“The Curinos study also revealed how rapidly the market has shifted since 2014 as banks seek to provide the choice and flexibility consumers have come to expect. Driven by competition, America’s leading banks now offer more products and features than ever to avoid unintended fees, including real-time payment updates, de minimis thresholds (24-hour grace periods), and posting alerts.
“Outside of overdraft, few options remain for consumers to meet their short-term liquidity needs within the well-regulated, well-supervised banking system. CBA long has warned further restricting access to this service would drive many families to predatory payday lenders and other expensive venues.
“Policymakers should be focused on encouraging, not stifling innovation and competition. We hope the Bureau takes into consideration all of the facts as they consider future action, recognizing our shared commitment to provide every consumer safe access to the products and services which best provide for their daily financial needs.”

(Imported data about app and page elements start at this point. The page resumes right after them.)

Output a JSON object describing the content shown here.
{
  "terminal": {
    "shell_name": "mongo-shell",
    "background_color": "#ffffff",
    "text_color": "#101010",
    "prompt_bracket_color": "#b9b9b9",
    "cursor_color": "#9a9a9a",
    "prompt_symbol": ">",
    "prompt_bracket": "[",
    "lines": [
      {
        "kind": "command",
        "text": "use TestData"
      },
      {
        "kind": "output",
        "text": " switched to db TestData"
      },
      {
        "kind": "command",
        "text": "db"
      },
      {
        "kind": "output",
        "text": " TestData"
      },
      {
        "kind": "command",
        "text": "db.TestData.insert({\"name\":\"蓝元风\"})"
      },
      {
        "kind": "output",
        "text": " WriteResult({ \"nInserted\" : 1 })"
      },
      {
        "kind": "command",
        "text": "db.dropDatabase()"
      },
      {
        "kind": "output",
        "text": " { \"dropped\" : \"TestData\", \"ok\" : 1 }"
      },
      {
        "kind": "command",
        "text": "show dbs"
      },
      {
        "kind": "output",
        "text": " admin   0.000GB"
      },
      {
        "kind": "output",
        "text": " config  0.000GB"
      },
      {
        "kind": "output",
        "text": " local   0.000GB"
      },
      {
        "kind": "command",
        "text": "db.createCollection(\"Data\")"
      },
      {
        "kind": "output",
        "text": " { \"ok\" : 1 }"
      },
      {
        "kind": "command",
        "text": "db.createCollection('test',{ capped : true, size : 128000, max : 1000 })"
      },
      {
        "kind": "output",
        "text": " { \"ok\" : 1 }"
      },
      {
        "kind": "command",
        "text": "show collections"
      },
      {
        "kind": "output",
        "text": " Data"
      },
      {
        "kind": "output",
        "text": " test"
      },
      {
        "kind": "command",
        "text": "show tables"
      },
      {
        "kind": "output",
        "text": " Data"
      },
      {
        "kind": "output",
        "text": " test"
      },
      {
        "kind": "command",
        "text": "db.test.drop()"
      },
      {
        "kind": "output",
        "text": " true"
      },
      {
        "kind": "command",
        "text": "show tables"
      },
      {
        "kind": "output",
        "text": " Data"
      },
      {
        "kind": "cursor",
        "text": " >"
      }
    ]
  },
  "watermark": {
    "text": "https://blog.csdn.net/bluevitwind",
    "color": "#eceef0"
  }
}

To watch Hunt’s May interview on Fox Business correcting the record on overdraft fees and discussing the potential for increased regulation, click HERE.
To learn more about the unintended consequences of undermining existing overdraft regulations, click HERE.
To read CBA’s statement opposing legislation introduced in Congress in June threatening access to short-term liquidity options for hardworking families in the well-regulated, well-supervised banking industry, click HERE.
Today, Curinos, a global data intelligence business released Competition Drives Overdraft Disruption, a comprehensive overview and analysis of the overdraft market in the U.S. The study analyzed consumer preferences and behavioral trends, prior regulatory and industry research, and also included a review of the competitive landscape of financial institutions offering short-term liquidity products and services. Below are key insights from the study, which was conducted between 2014-2020:
Consumers understand and value overdraft
- A majority of consumers see benefit in overdraft and nearly two-thirds of respondents indicated triggering an overdraft payment was a conscious choice.
- While consumers favor some proposed regulations limiting the cost of overdraft, 62% say they would reconsider support if the rules limited access to overdraft.
Overdraft use continues to decrease
- Regular overdraft use fell by 40% to 4.9% between 2010 and 2020.
- Bank-led initiatives aimed to help consumers avoid an unintended fee have dramatically reduced the number of small purchases tied to overdraft.
Competitive marketplace spurs innovation
- Since 2008, as a result of banks’ innovations, overdraft fees, per U.S. adult, have declined by 77%, or $158, and now seem to cover larger — and potentially more important — purchases.
- Consumers were more likely to open new accounts or increase their checking account activity with banks offering overdraft innovations.
- Traditional banks and fintechs offering consumer-friendly overdraft and overdraft alternatives have experienced a 40% improvement in account acquisition since 2017, compared to a decline of almost 30% for non-innovators.
- Competition will drive financial institutions to address gaps in their product suite so they can provide short-term credit alternatives to customers.
To read the full study, click HERE.